# Task details
Copy the entries below exactly. Images do not belong in the copy.
Top of Information
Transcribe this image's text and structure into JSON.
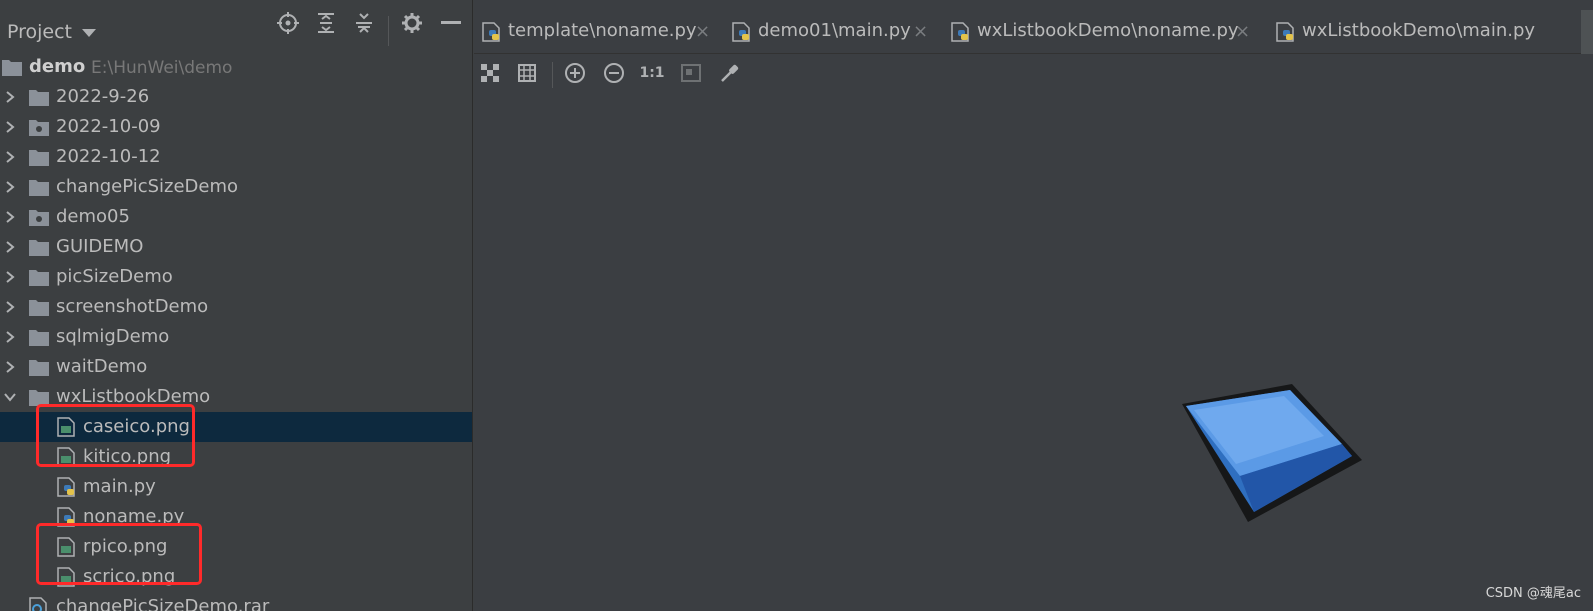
{
  "panel": {
    "title": "Project"
  },
  "tree": {
    "root": {
      "label": "demo",
      "path": "E:\\HunWei\\demo"
    },
    "folders": [
      {
        "label": "2022-9-26"
      },
      {
        "label": "2022-10-09"
      },
      {
        "label": "2022-10-12"
      },
      {
        "label": "changePicSizeDemo"
      },
      {
        "label": "demo05"
      },
      {
        "label": "GUIDEMO"
      },
      {
        "label": "picSizeDemo"
      },
      {
        "label": "screenshotDemo"
      },
      {
        "label": "sqlmigDemo"
      },
      {
        "label": "waitDemo"
      },
      {
        "label": "wxListbookDemo"
      }
    ],
    "files": [
      {
        "label": "caseico.png"
      },
      {
        "label": "kitico.png"
      },
      {
        "label": "main.py"
      },
      {
        "label": "noname.py"
      },
      {
        "label": "rpico.png"
      },
      {
        "label": "scrico.png"
      }
    ],
    "trailing": {
      "label": "changePicSizeDemo.rar"
    }
  },
  "tabs": [
    {
      "label": "template\\noname.py",
      "close": "×"
    },
    {
      "label": "demo01\\main.py",
      "close": "×"
    },
    {
      "label": "wxListbookDemo\\noname.py",
      "close": "×"
    },
    {
      "label": "wxListbookDemo\\main.py"
    }
  ],
  "toolbar": {
    "actual_size_label": "1:1"
  },
  "watermark": "CSDN @魂尾ac",
  "colors": {
    "selection": "#0d293e",
    "highlight_box": "#ff2a2a",
    "folder": "#8b9199",
    "preview_blue": "#4f8fd8"
  }
}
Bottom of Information
# Solution to this task
Transcribe this image's text and structure into JSON.
{
  "panel": {
    "title": "Project"
  },
  "tree": {
    "root": {
      "label": "demo",
      "path": "E:\\HunWei\\demo"
    },
    "folders": [
      {
        "label": "2022-9-26"
      },
      {
        "label": "2022-10-09"
      },
      {
        "label": "2022-10-12"
      },
      {
        "label": "changePicSizeDemo"
      },
      {
        "label": "demo05"
      },
      {
        "label": "GUIDEMO"
      },
      {
        "label": "picSizeDemo"
      },
      {
        "label": "screenshotDemo"
      },
      {
        "label": "sqlmigDemo"
      },
      {
        "label": "waitDemo"
      },
      {
        "label": "wxListbookDemo"
      }
    ],
    "files": [
      {
        "label": "caseico.png"
      },
      {
        "label": "kitico.png"
      },
      {
        "label": "main.py"
      },
      {
        "label": "noname.py"
      },
      {
        "label": "rpico.png"
      },
      {
        "label": "scrico.png"
      }
    ],
    "trailing": {
      "label": "changePicSizeDemo.rar"
    }
  },
  "tabs": [
    {
      "label": "template\\noname.py",
      "close": "×"
    },
    {
      "label": "demo01\\main.py",
      "close": "×"
    },
    {
      "label": "wxListbookDemo\\noname.py",
      "close": "×"
    },
    {
      "label": "wxListbookDemo\\main.py"
    }
  ],
  "toolbar": {
    "actual_size_label": "1:1"
  },
  "watermark": "CSDN @魂尾ac",
  "colors": {
    "selection": "#0d293e",
    "highlight_box": "#ff2a2a",
    "folder": "#8b9199",
    "preview_blue": "#4f8fd8"
  }
}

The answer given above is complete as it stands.